Evan has asked about another Greenland paddle, this time longer and with slightly different dimensions. So, a trip over to Condon Lumber brought home a couple of pieces of lumber. Condon keeps a large stack of cedar at one end of their yard, fully exposed to our wonderful 4 season weather. A yard worker there opened the stack with a fork lift, helping me find a suitable flitch, 8/4s thick, about 8 inches wide, 12 feet long.
Update: July 14
Two solid 2x4s (real 2″, real 4″), then cut to approximate length. It’s always interesting to see how wood moves. After cutting, one piece developed a slight bow: 1/8 ” over a 7 foot length. The other piece did not. We’ll see what they look like tomorrow. 3-4 days in the shop after years sitting outside in a stack.
Update: July 15
The ideal grain orientation for almost any project is “vertical.” None of the lumber available provided a way to get there directly. (i.e. no pieces 3+ inches thick, none from the absolute center of the tree) So, let’s tilt our object within the board to get closer.
The desired finished dimensions are ~ near / within ~ 1.5 inches by 3.25 inches. Layout some more guide lines and start reducing. The drawknife makes for quick waste removal.
…and that 12 foot long workbench makes the work easier.
P.S. that little bow noted earlier isn’t going to make a difference. Just a curious observation.
Update: July 17
After grain reorientation, I have a board that is 1.5 inches by 3.5 inches, ready for final layout. The angled edges won’t matter, as they were always going to be cut away.

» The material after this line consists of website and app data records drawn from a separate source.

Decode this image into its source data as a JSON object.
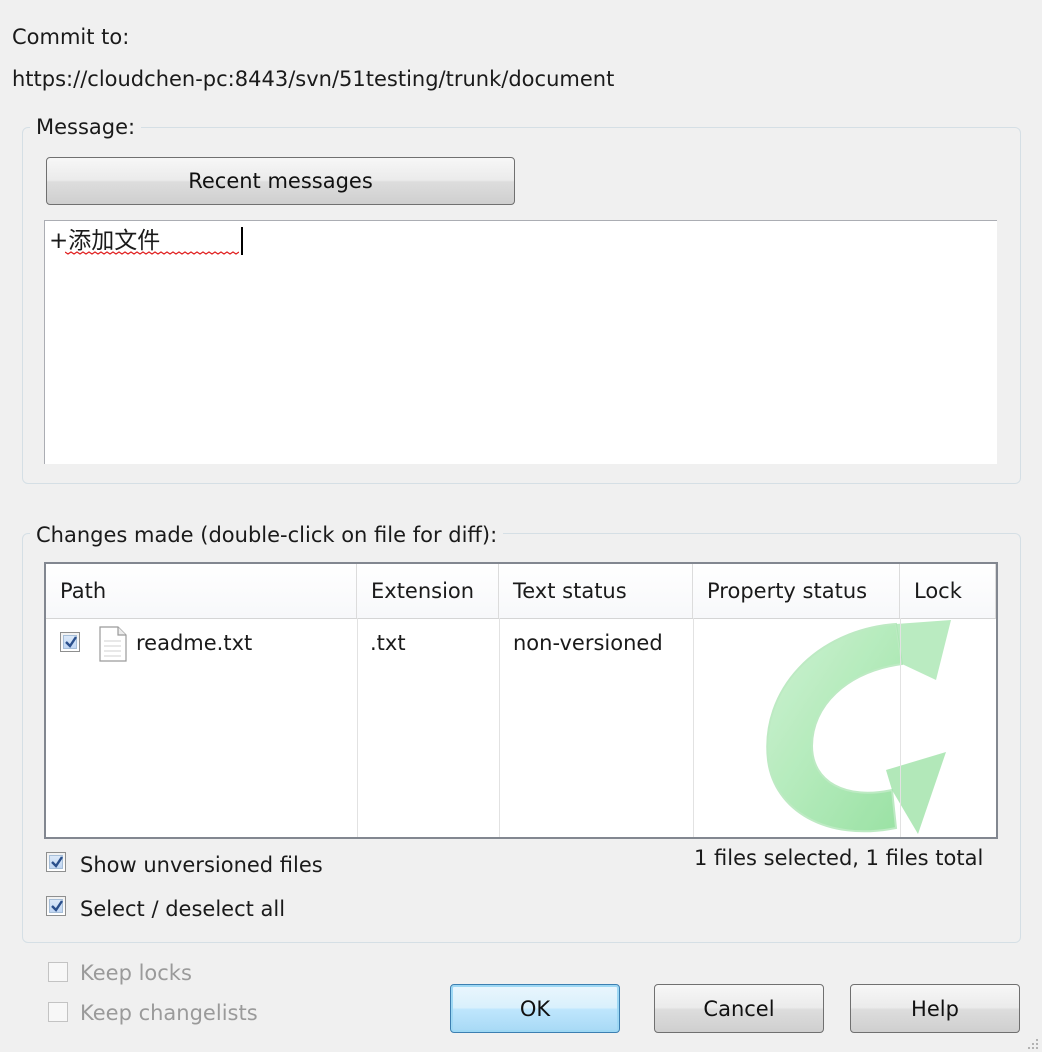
{
  "dialog": {
    "commit_to_label": "Commit to:",
    "commit_url": "https://cloudchen-pc:8443/svn/51testing/trunk/document"
  },
  "message": {
    "group_title": "Message:",
    "recent_button": "Recent messages",
    "text": "+添加文件"
  },
  "changes": {
    "group_title": "Changes made (double-click on file for diff):",
    "columns": [
      "Path",
      "Extension",
      "Text status",
      "Property status",
      "Lock"
    ],
    "rows": [
      {
        "checked": true,
        "path": "readme.txt",
        "extension": ".txt",
        "text_status": "non-versioned",
        "property_status": "",
        "lock": ""
      }
    ],
    "show_unversioned": {
      "label": "Show unversioned files",
      "checked": true
    },
    "select_all": {
      "label": "Select / deselect all",
      "checked": true
    },
    "summary": "1 files selected, 1 files total"
  },
  "options": {
    "keep_locks": {
      "label": "Keep locks",
      "checked": false,
      "enabled": false
    },
    "keep_changelists": {
      "label": "Keep changelists",
      "checked": false,
      "enabled": false
    }
  },
  "buttons": {
    "ok": "OK",
    "cancel": "Cancel",
    "help": "Help"
  },
  "colors": {
    "accent": "#3c7fb1",
    "watermark": "#7ddc8a",
    "check": "#2a4f8c"
  }
}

Update: July 21
Moving slowly … cautious of wood movement as bulk of waste is removed. Best news: no twist!